Location! Location! Location!

Location! Location! Location!

By Craig McAllester

Building a new boarding kennel, an animal shelter, a veterinary hospital, or any kind of structure, for that matter, is a process not too much unlike planning a road trip. First, you must clearly identify where you are, right now, before you can map a route to your new destination. Consider that, for example, you are planning a trip to California. If you are in New York, the roads you take are going to be very different than if you started your journey in Florida.

So, Where Are You Right Now?
When building a new animal facility, I would recommend that you start with a blank sheet of paper and start writing down all the things that you want to have in your new kennel. Build your list as things come to mind and in no specific order. Don’t leave any rock unturned, and be as specific as you can. Cover all the areas of interest that you can imagine. Start with the inside of the building and think about all the uses throughout the building for both animals and people alike. Consider the outside of the building as well—do you want outdoor play yards and perhaps room for a waterdog pool? List them!

Once you think your list is fairly complete, rewrite it in such a way as to keep like items together and then expand on each use. For example, you will need some place to prepare the food for your guests—a food prep room. Under that item, consider what else you will need that will go into this space. How many people will be working in this room at one time? How many food bowls will be prepared each day? Where will you store your guests’ food? Will you have a one-bowl sink, a two-bowl sink, or a three-bowl sink and will one sink be enough? Will you need a dishwasher, or do you plan to hand-wash all your food and water bowls? Will you towel-dry the bowls or let them air dry? If the latter, you will need a rack to keep them while they drip-dry; preferably one over a drain board to handle that water for you. How much cabinet storage and countertop space will you need? Do you need a refrigerator? If so, how large?

Work through each area of the building, and add anything you may have missed when building your list. Once this list is complete and organized by room, you can begin to get a sense as to the size of the building that you are going to need. The next step would be to find a location for your new business. Do you plan to rent, buy, or build a new building?

Location, Location, Location!
For a new business, especially a kennel, the location is extremely important. Most businesses need visibility, and having a business along a major road offers great visibility. These types of properties are usually offered at a premium, and often have significant zoning restrictions. If that is the case, they may not be best suited for a new start-up boarding kennel business. But there are other factors that must be considered before spending any money on a piece of land or an existing building when planning a kennel.

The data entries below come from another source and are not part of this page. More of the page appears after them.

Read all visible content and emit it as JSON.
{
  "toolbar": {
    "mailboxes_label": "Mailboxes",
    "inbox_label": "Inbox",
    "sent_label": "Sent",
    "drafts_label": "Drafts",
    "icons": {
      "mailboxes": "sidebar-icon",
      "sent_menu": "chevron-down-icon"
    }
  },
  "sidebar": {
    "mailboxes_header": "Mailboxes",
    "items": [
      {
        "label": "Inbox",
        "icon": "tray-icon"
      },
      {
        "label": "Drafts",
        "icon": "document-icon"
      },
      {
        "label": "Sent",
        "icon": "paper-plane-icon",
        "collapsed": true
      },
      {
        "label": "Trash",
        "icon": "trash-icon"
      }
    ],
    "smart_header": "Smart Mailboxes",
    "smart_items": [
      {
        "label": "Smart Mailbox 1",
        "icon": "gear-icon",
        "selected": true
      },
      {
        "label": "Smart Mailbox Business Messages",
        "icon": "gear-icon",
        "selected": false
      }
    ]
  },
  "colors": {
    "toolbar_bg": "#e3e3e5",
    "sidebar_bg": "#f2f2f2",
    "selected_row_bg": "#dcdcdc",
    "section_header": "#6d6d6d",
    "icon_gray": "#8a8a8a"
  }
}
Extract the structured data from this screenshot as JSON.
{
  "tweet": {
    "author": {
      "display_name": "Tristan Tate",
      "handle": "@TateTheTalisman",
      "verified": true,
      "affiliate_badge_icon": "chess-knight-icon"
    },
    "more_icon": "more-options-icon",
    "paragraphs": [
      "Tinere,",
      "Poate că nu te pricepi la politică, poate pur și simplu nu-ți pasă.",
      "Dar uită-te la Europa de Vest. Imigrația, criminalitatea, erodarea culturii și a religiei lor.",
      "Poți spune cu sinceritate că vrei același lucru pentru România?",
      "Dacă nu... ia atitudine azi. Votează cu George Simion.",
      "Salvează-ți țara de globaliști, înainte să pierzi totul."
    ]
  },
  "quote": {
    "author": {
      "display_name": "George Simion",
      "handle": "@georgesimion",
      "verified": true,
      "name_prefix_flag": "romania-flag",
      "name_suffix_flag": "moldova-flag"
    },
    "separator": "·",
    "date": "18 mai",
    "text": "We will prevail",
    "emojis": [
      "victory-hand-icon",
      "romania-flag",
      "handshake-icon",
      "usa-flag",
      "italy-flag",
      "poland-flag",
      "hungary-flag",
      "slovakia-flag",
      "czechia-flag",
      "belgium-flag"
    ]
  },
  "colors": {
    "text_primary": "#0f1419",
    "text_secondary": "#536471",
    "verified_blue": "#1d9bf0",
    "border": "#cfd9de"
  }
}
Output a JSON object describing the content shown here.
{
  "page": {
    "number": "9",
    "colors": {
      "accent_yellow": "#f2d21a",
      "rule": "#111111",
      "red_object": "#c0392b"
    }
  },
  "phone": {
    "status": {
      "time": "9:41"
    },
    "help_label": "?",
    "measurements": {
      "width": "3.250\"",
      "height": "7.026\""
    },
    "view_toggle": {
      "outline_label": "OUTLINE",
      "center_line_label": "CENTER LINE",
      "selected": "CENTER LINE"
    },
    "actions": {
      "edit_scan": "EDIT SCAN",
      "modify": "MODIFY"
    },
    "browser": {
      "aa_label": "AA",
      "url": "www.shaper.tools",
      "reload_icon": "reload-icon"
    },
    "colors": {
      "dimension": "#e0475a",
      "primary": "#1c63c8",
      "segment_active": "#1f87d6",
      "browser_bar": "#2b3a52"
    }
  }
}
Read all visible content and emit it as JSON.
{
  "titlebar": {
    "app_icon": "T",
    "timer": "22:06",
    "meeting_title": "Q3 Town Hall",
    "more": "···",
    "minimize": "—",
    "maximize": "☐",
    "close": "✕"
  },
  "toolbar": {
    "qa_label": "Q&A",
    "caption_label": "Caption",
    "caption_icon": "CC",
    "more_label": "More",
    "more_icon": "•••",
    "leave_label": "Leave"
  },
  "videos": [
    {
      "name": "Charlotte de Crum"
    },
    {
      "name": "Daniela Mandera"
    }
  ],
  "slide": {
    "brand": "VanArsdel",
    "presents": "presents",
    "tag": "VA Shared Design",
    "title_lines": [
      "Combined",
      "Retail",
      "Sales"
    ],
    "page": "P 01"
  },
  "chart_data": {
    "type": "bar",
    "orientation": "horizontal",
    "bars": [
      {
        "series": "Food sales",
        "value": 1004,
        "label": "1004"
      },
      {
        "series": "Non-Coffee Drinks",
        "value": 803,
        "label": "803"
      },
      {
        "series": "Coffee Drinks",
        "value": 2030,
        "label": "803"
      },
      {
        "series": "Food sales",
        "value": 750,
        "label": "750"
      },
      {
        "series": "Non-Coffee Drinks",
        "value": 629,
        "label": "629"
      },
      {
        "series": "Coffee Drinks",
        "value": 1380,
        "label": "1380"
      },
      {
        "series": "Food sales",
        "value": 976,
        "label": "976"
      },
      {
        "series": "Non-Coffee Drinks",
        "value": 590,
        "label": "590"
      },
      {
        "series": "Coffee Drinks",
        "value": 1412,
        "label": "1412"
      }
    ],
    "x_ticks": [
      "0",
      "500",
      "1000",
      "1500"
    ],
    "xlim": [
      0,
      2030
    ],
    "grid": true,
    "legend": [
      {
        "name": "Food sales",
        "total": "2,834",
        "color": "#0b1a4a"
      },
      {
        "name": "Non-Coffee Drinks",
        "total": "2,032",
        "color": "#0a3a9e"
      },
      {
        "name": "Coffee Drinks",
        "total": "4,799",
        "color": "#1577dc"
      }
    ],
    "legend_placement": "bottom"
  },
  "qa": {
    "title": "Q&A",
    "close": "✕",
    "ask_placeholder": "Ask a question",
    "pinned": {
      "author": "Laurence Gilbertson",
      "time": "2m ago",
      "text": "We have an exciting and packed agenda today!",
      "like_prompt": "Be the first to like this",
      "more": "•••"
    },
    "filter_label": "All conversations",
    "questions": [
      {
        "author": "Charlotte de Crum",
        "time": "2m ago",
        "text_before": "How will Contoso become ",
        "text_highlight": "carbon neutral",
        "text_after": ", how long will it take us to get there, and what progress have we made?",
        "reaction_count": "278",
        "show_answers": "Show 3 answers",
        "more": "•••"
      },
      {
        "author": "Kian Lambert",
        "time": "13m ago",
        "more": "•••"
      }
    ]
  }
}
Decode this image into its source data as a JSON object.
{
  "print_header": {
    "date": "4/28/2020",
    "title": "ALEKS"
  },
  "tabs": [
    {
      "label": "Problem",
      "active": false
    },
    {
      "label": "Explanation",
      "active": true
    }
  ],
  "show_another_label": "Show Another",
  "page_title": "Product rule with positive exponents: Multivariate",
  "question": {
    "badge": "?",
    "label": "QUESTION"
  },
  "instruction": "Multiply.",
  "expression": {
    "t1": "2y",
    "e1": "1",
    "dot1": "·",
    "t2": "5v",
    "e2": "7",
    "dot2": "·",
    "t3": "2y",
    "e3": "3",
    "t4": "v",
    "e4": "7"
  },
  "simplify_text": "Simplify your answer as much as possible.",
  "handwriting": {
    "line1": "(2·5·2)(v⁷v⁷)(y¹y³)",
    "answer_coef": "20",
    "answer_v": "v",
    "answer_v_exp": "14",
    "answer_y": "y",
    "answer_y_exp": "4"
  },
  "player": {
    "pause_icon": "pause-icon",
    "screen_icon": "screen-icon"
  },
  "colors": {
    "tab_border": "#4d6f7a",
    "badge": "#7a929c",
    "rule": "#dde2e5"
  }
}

Looking over your list, consider all the uses of your business and how they will fit into the property. Are both indoor and outdoor kennel runs permitted within your zoning district? If not, then all activities will need to be indoors, so you may need more building to achieve all the uses on your list. If permitted, is there sufficient space for having fenced outdoor play yards to keep the animals safe and secure? Do you have room for sufficient parking and room for growth, should you need to add another kennel in a few years?

Looking For Property
Regardless if you are building, buying, or renting, when deciding on a location, there are a lot of factors that must be considered. I strongly recommend that clients consult with a commercial real estate agent early in this process. Perhaps a real estate attorney may need to be involved as things develop. Every business has special needs, but few have more than a kennel. Regardless of the business, commercial real estate agents have the training and knowledge that is key for finding properties specific to the needs of their clients—it’s what they do! It is so important to make sure that the use is permitted and that you understand the restrictions that apply, before buying any real estate.

Often, once the perfect property is found, the sale of the property is made contingent on the use being approved. Sometimes, a zoning hearing may need to convene in order to approve the use, so this may take some time. This is the best way to ensure you are not buying real estate that you may not be able to use for your kennel.

Consider Zoning Regulations Early On
In most areas of this county, zoning regulations prevent a kennel from being built just anywhere, and for good reason. For example, a kennel is likely not going to be permitted within a residential zoning district. There may be certain requirements for locating a kennel within a rural, commercial, industrial, or even within an agricultural district. The zoning requirements are different in every municipality. A commercial real estate agent will help you sort through these local requirements, will be able to locate a parcel that will give you enough acreage for growth, room for play yards, room for parking, and in an area where the kennel use will be permitted.

Already Own Your Land?
Often, I design kennels that are to be built on a clients’ own property. This is usually in a rural zoning district and the neighbors’ homes are within an earshot of each other. In these circumstances, I recommend that the client involve their neighbors early-on to put to rest any concerns that they may have. If any concerns do arise, then invite all the neighbors to a dinner gathering and show them your plans. Showing them how you are addressing their specific concerns, right in the drawings, will go a long way in having them support your new venture.

Craig L. McAllester, President, Craig L. McAllester, Inc, kennel designer, has been designing veterinary hospitals, boarding kennels, animal shelters, police, military, and U.S. Department of HomeLand Security/Boarder Patrol working dog kennels, here in the United States of America, and in countries around the world, since 2003. Craig may be contacted at 877-234-2301. Email: [email protected] Website: www.KennelDesignUSA.com

Next Article